Task directions
Check each line of the entries for "data" and report the ones that have it.

-*-*-

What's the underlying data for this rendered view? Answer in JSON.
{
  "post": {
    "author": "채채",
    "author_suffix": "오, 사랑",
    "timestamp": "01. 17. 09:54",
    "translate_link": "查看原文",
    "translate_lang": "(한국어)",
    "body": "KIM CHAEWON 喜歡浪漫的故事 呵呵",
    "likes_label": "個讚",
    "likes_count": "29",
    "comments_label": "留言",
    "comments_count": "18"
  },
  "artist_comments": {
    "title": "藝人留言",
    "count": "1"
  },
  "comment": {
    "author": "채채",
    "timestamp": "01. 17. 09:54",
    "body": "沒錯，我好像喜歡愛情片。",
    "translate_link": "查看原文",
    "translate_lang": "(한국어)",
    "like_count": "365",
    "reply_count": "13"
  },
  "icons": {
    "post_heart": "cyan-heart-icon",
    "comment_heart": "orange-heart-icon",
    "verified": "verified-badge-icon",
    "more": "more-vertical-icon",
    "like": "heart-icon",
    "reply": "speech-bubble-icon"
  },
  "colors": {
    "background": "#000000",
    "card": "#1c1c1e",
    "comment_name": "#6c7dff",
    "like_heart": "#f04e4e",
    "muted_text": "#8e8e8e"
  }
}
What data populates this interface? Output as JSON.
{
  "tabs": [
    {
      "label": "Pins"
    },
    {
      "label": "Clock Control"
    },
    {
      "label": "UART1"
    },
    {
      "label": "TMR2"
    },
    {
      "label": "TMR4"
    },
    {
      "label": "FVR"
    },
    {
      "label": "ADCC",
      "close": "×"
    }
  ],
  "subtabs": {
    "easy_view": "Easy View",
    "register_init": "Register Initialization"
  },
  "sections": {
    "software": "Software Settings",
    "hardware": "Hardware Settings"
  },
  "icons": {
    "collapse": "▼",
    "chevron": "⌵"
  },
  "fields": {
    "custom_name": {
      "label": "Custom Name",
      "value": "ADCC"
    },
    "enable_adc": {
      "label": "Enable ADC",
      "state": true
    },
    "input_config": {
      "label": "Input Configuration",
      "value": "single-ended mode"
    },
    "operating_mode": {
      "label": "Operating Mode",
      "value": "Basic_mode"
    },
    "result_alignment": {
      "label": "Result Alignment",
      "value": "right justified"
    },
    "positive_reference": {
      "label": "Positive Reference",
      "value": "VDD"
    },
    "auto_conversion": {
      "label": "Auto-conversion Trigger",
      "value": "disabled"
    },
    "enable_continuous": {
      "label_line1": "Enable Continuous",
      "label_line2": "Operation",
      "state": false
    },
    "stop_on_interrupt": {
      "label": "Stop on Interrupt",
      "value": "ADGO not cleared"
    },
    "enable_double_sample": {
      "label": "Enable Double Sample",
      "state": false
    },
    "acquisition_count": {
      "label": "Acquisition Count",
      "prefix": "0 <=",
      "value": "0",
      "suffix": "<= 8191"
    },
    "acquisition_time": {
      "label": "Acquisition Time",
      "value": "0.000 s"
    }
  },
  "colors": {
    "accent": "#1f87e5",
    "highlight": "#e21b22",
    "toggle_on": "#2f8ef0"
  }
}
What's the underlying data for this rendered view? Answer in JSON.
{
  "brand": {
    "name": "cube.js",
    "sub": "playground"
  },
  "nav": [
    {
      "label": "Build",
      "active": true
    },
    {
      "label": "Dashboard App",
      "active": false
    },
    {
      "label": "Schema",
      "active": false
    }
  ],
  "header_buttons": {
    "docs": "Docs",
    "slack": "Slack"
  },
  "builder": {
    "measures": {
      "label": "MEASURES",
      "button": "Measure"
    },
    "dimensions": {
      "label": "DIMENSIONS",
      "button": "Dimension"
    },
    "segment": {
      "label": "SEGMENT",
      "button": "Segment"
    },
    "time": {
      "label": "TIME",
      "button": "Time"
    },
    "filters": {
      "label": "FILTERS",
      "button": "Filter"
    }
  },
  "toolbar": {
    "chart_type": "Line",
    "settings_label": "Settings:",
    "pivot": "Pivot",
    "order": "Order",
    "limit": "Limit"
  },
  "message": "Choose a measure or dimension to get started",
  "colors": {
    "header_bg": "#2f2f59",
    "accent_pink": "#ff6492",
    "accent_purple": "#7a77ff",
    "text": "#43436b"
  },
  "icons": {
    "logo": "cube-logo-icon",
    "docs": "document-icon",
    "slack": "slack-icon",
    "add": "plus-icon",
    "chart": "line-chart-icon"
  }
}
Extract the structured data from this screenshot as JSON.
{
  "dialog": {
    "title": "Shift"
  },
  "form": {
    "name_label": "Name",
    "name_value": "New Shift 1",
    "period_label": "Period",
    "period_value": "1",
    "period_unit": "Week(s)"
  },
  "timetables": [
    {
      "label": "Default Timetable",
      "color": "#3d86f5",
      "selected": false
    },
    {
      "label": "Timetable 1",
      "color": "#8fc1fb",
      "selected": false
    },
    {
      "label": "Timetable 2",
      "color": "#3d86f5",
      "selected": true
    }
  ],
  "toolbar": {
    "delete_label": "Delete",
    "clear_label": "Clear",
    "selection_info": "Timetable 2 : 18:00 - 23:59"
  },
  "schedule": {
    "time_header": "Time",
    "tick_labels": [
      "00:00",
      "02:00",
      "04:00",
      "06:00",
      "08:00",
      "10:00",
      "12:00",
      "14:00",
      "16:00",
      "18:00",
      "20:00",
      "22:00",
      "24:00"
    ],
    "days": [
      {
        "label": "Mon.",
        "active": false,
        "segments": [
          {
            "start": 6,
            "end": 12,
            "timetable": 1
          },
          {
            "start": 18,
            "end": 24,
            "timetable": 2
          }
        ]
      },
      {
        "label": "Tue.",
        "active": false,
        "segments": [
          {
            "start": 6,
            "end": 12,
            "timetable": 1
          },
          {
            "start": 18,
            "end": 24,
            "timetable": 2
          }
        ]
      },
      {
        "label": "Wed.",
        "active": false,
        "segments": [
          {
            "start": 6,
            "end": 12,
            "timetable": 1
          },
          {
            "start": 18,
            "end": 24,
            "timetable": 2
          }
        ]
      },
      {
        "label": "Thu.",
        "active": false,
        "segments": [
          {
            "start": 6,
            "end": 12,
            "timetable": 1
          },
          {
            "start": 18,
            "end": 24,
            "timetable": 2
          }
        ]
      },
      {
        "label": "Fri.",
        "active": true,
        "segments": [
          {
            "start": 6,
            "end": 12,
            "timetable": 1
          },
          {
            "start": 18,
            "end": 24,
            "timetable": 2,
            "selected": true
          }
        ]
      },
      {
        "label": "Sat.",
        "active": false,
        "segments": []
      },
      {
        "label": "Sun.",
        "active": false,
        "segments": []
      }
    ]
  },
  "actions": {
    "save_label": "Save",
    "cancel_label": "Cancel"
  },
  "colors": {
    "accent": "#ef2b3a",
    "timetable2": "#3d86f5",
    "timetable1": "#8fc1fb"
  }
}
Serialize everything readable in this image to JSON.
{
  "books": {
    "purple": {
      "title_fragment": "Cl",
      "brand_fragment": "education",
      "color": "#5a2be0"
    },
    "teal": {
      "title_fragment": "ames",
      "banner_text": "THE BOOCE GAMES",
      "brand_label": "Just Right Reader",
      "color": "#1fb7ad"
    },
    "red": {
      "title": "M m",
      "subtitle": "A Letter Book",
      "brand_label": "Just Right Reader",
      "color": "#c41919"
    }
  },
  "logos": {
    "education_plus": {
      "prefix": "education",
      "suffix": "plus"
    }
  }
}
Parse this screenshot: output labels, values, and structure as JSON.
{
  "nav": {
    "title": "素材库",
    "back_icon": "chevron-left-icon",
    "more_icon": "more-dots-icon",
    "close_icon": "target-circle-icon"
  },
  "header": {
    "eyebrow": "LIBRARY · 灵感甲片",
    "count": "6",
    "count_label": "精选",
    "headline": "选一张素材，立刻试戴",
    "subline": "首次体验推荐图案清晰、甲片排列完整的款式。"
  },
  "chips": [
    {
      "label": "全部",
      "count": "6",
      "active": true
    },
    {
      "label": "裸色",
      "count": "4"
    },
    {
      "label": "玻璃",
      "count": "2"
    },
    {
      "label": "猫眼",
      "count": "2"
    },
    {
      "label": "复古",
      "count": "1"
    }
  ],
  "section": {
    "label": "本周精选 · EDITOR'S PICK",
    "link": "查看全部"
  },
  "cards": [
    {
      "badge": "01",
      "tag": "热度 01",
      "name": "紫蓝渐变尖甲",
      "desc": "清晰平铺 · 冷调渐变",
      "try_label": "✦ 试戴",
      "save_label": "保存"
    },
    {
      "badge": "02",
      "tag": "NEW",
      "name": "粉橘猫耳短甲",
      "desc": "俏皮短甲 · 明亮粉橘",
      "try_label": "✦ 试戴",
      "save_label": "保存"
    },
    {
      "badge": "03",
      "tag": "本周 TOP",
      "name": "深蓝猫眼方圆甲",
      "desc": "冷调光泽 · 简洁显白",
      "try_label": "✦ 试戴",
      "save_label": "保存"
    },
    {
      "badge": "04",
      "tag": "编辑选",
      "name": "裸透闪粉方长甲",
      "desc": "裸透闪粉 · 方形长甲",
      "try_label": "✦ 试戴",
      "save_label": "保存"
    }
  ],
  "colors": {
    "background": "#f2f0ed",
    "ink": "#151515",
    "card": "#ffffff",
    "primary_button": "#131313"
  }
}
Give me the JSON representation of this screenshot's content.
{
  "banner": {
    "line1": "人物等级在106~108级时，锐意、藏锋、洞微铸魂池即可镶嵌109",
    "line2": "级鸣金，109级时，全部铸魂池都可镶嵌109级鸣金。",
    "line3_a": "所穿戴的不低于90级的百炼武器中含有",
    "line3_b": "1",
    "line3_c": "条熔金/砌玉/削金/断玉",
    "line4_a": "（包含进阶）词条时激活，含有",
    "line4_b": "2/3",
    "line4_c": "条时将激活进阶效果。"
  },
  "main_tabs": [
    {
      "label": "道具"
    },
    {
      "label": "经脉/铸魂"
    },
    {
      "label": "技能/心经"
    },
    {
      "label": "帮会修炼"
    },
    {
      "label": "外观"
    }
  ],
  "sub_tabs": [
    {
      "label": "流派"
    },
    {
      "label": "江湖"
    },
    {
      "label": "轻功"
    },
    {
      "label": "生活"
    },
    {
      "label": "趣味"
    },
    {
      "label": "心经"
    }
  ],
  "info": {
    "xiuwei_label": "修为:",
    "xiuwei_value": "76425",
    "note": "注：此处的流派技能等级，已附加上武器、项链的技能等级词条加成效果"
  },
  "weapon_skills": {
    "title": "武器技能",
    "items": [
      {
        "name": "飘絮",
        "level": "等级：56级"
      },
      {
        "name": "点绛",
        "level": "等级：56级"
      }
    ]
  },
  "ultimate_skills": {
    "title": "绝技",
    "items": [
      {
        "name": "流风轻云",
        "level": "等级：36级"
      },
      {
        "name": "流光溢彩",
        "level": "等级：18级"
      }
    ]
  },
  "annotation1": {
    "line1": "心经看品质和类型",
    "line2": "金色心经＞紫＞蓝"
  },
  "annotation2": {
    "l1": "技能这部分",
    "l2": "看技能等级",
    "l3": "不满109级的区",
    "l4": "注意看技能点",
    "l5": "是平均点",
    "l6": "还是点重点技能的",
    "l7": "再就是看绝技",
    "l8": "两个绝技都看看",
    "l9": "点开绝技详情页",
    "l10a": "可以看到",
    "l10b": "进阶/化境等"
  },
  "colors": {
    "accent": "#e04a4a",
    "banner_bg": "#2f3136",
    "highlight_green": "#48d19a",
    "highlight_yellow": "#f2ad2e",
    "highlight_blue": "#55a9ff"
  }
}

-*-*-

Response for this exercise
What's the underlying data for this rendered view? Answer in JSON.
What data populates this interface? Output as JSON.
What's the underlying data for this rendered view? Answer in JSON.
Extract the structured data from this screenshot as JSON.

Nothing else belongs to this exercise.